Alexander was married on 22 March 1738 to Elizabeth Edwards at Llanddulas, Denbighshire ( he was 61 and she was 34) and they had 4 children:
John ( 1739 – 1828) – he died at Cerrigybleddian
Alexander (1740? – 1815?) – He died in Inverness and was married abt. 1759 to a Miss Cameron.
Some of the Frasers of Nova Scotia claim descent from him through his son the Hon. James Fraser (b.1759) who emigrated to Nova Scotia where he became a leading figure and married Rachel, daughter of Benjamin de Wolfe.
Simon ( b. abt. 1742)
William (b. abt. 1744) [A William Fraser a miner of Minffordd is recorded in 1801 census]
The place of birth of all four children is given as Lovat, Inverness-shire, Scotland
John, the eldest of Alexander’s sons, married Mary Griffiths on 3 October 1773 in the parish of Penmynydd (and one record I’ve seen puts her place of birth as Lovat, Inverness-shire).
They had three sons:
John – born abt. 1780 (again of Lovat, Inverness-shire) and christened on 6th August 1780 (of Lovat, Inverness-shire. He married Ann Davies on 4th August 1801 at Llanwenllwyfo. He died in Amlwch in June 1857
John Fraser (above) was succeeded by his eldest son:
John – born in Holywell, Flintshire in 1802 (any connection with mining there?). He married Elizabeth Williams in 1824 at Llaneilian, Anglesey and they had 4 sons:
William (b. abt.1804 Holywell)
David (b. abt. 1806 Holywell
1 John – born 16th April 1825. (the John Fraser who tried to claim the title in 1885 or was it John above). He married his first wife Catherine – they had one son John (b. 1847).
A “John” (IV or V) married Ellenor Edwards in 1874 and had a son John Alexander (b.1885)
There is also mention of three girls – Ellenor, Catherine and Annie – but I don’t know whether they were from this marriage or whether they were John Alexander’s daughters.
There is also mention of a further 5 children around this period – Robert, William, Richard, David and Elizabeth – who might have been John IV’s children from a second marriage.
There is also mention of a marriage to Augusta Cox (29 March 1888)

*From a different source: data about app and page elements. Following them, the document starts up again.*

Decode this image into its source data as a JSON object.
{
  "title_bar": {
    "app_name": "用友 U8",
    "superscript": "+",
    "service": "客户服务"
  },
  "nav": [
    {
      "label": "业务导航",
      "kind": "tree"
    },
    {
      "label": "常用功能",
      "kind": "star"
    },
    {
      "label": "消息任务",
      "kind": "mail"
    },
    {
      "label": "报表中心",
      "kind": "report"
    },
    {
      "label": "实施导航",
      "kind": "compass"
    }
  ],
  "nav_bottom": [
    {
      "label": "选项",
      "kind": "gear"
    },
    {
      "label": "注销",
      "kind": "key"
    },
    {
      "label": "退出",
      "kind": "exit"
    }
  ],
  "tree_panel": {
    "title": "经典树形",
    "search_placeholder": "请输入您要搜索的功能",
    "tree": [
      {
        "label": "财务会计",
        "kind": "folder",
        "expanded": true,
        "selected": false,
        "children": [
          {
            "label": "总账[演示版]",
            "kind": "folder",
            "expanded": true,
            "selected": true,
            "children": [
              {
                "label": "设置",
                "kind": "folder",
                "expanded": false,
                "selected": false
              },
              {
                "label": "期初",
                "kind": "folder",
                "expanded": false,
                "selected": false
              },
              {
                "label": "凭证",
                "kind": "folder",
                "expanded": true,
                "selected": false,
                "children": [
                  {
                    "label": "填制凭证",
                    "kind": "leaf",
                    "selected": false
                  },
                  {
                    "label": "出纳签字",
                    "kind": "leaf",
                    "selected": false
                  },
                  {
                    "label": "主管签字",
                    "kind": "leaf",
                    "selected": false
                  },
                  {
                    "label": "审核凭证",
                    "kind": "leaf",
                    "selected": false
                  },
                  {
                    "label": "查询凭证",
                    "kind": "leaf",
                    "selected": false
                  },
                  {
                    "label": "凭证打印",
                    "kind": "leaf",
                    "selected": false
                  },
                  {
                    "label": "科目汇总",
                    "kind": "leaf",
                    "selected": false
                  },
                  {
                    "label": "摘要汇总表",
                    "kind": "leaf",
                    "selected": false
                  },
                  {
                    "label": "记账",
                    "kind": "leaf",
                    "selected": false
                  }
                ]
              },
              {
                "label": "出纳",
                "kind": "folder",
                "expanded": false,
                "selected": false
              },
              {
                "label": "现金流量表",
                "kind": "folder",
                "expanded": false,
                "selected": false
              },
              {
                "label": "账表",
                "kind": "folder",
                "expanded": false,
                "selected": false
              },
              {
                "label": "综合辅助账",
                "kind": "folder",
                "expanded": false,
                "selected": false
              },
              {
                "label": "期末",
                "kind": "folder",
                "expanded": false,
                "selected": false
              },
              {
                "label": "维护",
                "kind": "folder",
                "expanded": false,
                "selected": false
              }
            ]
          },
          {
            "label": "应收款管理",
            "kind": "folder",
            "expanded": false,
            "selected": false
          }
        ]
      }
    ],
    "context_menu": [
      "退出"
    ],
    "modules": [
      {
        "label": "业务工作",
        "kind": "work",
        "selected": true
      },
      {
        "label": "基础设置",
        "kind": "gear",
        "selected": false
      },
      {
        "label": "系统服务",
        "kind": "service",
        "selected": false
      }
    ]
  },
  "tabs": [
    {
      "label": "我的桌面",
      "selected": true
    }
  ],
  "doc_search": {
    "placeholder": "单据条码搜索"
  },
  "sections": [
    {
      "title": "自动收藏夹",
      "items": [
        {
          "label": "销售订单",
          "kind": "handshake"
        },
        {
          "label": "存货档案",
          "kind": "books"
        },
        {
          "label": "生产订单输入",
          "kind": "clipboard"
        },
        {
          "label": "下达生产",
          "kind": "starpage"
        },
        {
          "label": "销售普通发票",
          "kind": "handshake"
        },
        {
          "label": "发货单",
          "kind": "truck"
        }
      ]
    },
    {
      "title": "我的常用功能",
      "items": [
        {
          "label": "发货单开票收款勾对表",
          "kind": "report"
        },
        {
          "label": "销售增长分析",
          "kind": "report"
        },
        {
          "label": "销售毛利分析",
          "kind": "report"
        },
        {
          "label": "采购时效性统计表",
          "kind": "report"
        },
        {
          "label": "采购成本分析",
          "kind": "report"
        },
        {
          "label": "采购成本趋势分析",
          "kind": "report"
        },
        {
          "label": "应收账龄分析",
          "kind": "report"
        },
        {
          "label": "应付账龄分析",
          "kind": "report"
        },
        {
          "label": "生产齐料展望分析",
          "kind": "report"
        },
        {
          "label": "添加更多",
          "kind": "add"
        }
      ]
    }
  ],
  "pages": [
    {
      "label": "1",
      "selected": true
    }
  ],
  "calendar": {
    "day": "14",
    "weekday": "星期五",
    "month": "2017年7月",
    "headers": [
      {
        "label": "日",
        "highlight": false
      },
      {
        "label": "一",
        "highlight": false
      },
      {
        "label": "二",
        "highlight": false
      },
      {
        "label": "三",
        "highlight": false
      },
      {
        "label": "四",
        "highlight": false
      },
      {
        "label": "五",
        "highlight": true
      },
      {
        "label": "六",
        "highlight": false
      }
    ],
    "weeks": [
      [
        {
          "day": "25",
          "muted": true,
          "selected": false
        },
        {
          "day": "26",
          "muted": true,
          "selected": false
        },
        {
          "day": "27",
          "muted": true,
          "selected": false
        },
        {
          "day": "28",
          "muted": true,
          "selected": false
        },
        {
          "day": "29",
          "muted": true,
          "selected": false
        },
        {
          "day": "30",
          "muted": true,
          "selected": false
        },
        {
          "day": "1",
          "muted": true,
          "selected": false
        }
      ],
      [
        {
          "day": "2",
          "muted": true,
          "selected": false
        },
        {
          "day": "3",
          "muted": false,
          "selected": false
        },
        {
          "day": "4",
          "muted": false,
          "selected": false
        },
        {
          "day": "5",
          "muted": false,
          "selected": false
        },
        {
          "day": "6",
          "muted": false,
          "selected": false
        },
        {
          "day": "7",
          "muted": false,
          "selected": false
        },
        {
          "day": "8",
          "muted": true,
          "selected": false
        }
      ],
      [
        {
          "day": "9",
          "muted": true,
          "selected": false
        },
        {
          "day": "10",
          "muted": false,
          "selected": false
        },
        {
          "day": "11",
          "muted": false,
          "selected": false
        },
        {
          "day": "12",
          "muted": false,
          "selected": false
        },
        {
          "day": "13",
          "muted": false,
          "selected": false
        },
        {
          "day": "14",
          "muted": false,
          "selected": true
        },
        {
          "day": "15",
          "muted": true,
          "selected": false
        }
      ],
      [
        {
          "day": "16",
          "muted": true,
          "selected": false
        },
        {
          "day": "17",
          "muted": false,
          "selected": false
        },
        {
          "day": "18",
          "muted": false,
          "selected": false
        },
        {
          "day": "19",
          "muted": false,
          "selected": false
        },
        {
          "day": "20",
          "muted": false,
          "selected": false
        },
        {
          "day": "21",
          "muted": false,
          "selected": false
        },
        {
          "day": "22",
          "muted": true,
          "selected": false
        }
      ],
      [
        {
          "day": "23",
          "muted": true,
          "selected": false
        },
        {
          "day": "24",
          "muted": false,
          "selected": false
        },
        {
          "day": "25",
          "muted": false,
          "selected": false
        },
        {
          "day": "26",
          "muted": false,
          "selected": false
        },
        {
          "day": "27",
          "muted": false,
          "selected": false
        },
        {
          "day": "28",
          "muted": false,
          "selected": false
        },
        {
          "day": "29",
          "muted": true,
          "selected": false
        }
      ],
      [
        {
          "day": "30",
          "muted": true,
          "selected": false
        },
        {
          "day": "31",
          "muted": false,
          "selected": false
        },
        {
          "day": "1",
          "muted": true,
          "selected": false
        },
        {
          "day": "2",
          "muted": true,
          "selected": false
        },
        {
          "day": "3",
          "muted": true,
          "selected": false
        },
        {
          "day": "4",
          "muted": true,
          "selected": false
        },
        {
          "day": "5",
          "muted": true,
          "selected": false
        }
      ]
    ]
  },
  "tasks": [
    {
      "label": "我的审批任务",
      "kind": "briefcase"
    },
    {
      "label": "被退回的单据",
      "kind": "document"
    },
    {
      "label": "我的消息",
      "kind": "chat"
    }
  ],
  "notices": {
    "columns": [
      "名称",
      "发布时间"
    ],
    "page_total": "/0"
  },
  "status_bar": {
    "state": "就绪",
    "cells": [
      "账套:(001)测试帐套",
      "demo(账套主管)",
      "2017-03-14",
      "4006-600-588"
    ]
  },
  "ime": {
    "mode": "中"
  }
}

And there the trail goes cold!
Unless anyone else can add to this family tree and can explain how “Lord Lovat ” survived until aged 109.